    So, if you do go with the legacy “older” SQL drivers, just be aware that you can’t use the newer datetime2 columns.

    Only each person can “decide” or “determine” if the efforts of installing the newer native drivers is more or less hassle then say avoiding use of the datetime2 data types.

    As noted, I have a number of installs were I went with the legacy ODBC drivers because of such large numbers of workstations, and also they were rather “locked” down in terms of our ability to install additional software such as the newer ODBC drivers.

    If you have any choice in this matter, or say are using a custom installer for your application, then certainly use the newer native drivers.

    Regards,

    Albert D. Kallal (Access MVP 2003-2017)

    Edmonton, Alberta Canada

    Friday, May 31, 2019 7:47 AM

All replies

  • My rule is to use the most recent version that is widely supported, and ideally already installed by your users.

    -Tom. Microsoft Access MVP

    Tuesday, May 28, 2019 1:15 PM
  • Native Client 11 is the one I default to. It's always been the best performer for me.

    Bill Mosca
    www.thatlldoit.com
    http://tech.groups.yahoo.com/group/MS_Access_Professionals

    Tuesday, May 28, 2019 3:12 PM
  • The latest:

    Microsoft® ODBC Driver 17 for SQL Server®

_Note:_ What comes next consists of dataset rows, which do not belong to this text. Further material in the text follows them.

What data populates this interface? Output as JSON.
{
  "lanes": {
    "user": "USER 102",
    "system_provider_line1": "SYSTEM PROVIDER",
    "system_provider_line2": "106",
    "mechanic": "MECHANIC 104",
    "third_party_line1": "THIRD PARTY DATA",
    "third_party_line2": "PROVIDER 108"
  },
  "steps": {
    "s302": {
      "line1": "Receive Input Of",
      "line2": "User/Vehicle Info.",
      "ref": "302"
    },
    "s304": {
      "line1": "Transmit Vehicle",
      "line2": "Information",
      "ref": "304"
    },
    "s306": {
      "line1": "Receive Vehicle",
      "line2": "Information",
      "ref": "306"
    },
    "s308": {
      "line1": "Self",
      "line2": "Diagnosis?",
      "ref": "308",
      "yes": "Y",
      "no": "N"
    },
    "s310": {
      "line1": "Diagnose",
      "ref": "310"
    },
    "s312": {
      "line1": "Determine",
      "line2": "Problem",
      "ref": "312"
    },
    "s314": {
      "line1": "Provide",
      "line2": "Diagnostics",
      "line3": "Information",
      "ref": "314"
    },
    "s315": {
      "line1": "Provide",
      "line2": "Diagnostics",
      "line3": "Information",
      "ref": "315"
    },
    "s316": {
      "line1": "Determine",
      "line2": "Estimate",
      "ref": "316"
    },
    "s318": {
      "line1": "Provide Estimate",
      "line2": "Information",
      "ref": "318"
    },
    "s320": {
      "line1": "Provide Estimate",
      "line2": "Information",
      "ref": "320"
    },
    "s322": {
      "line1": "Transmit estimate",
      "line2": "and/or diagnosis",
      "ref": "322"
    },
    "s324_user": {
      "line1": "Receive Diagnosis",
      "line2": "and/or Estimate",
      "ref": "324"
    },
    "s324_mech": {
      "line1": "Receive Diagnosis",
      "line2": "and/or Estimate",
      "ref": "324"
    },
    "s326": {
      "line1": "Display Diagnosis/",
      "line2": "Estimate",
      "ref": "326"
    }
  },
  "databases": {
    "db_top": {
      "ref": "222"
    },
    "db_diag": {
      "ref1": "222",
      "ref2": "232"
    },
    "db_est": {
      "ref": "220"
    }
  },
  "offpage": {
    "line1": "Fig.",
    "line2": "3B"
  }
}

    And it is not installed by default on users' workstations.


    Gustav Brock

    Wednesday, May 29, 2019 7:08 AM
  • do you know if there are any differences between then?

    Thanks

    Marco Dell'Oca

    Thursday, May 30, 2019 7:21 AM
  • Yes, the old "native driver" - installed by default in Windows - does not support the newer data types like Datetime2.

    The latest drivers are mandatory when Azure SQL is chosen as backend, and - at least in some cases - they are faster.

    If you plan to use only the good old datatypes like Datetime with a Windows SQL Server, you may often run perfectly well with the native driver.


    Gustav Brock

    Thursday, May 30, 2019 7:28 AM
  • Hi Gustav,
    so if I choose SQL Azure as backend I have to use the last one:
    Microsoft® ODBC Driver 17 for SQL Server®

    Thanks to everybody

    Marco Dell'Oca

    Thursday, May 30, 2019 8:05 AM
  • Well, as suggested, the later drivers in most cases are the best choice. And for Azure, you have to use the native drivers.

    The only case one can make for the standard “SQL server ODBC driver” is it is already installed by default on windows.

    So, due to a large deployment I was involved with, we went with the “legacy” and older SQL server ODBC driver. We did this because we did not want to have to ensure that each workstation had a later driver. So the native drivers are not installed by default, and as a result, you need an installer, or some means to check + ensure that the native driver is installed (they are not installed by default).

    The other common issue with using the legacy “SQL driver” is they do not support datetime2 data types. And the SSMA upsizing wizard and tools by default use datetime2. If you link to sql server using the legacy driver, then it sees datetime2 sql columns as “text”. Needless to say, having the ODBC driver see date columns as text creates a real big mess.

    So, if you do go with the legacy “older” SQL drivers, just be aware that you can’t use the newer datetime2 columns.

    Only each person can “decide” or “determine” if the efforts of installing the newer native drivers is more or less hassle then say avoiding use of the datetime2 data types.

    As noted, I have a number of installs were I went with the legacy ODBC drivers because of such large numbers of workstations, and also they were rather “locked” down in terms of our ability to install additional software such as the newer ODBC drivers.

    If you have any choice in this matter, or say are using a custom installer for your application, then certainly use the newer native drivers.

    Regards,

    Albert D. Kallal (Access MVP 2003-2017)

    Edmonton, Alberta Canada

    Friday, May 31, 2019 7:47 AM
  • Albert thanks for your thorough explanation.
    In my MS Access application I use the ODBC drivers pre-installed on windows and I have never had any problems.
    Now I'm transferring my application to SQL Azure and then I'll have to use the latest ODBC drivers released by Microsoft.
    Also because I'm checking that they work very well.

    Thank you
    Marco Dell'Oca
    Friday, May 31, 2019 11:46 AM